» Information
———

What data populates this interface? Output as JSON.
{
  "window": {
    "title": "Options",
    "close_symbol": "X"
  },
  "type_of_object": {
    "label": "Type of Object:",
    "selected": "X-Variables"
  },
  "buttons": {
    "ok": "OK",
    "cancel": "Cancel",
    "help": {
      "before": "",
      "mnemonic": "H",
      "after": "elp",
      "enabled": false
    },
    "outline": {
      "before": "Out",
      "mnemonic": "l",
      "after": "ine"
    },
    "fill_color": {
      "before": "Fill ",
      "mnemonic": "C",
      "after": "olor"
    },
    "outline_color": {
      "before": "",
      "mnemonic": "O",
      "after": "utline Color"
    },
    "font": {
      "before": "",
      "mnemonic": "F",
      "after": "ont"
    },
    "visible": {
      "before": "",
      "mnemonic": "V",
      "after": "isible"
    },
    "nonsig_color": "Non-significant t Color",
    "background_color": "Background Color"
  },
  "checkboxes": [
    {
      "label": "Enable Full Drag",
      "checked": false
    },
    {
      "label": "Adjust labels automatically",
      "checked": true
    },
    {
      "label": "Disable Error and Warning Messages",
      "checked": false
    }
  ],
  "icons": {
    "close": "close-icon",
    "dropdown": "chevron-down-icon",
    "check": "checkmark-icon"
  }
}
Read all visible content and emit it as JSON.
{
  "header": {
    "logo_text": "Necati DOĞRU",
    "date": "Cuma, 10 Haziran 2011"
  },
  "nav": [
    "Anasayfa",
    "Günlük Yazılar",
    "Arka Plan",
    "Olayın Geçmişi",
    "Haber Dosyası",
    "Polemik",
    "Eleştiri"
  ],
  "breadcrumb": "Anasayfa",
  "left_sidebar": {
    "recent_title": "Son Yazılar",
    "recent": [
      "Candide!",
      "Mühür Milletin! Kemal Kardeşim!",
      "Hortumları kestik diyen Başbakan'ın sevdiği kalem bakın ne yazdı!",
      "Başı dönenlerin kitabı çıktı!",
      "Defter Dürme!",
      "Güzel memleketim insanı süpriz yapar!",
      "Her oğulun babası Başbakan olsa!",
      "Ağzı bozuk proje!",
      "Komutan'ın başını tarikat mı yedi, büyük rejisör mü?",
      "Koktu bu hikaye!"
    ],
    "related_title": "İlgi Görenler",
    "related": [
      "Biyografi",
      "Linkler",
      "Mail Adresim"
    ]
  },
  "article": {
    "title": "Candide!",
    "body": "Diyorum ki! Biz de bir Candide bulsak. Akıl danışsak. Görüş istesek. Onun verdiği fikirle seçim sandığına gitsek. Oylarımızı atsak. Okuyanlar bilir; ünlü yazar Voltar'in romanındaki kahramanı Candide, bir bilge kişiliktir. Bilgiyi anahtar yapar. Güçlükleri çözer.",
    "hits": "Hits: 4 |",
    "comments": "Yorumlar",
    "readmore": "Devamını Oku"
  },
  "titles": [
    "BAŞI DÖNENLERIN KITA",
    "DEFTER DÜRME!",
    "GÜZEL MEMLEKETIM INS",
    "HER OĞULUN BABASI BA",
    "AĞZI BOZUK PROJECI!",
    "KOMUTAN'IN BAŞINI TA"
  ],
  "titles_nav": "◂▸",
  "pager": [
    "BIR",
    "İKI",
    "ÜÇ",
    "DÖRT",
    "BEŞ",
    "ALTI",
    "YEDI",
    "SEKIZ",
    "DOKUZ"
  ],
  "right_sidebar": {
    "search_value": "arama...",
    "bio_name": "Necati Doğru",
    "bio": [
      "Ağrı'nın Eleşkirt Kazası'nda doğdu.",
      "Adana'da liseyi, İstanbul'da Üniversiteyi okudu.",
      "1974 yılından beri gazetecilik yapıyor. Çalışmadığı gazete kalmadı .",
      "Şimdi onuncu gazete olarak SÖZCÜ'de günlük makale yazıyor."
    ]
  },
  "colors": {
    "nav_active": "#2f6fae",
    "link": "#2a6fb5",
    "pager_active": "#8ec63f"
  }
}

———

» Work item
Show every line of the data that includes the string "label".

» Response
    "label": "Type of Object:",
      "label": "Enable Full Drag",
      "label": "Adjust labels automatically",
      "label": "Disable Error and Warning Messages",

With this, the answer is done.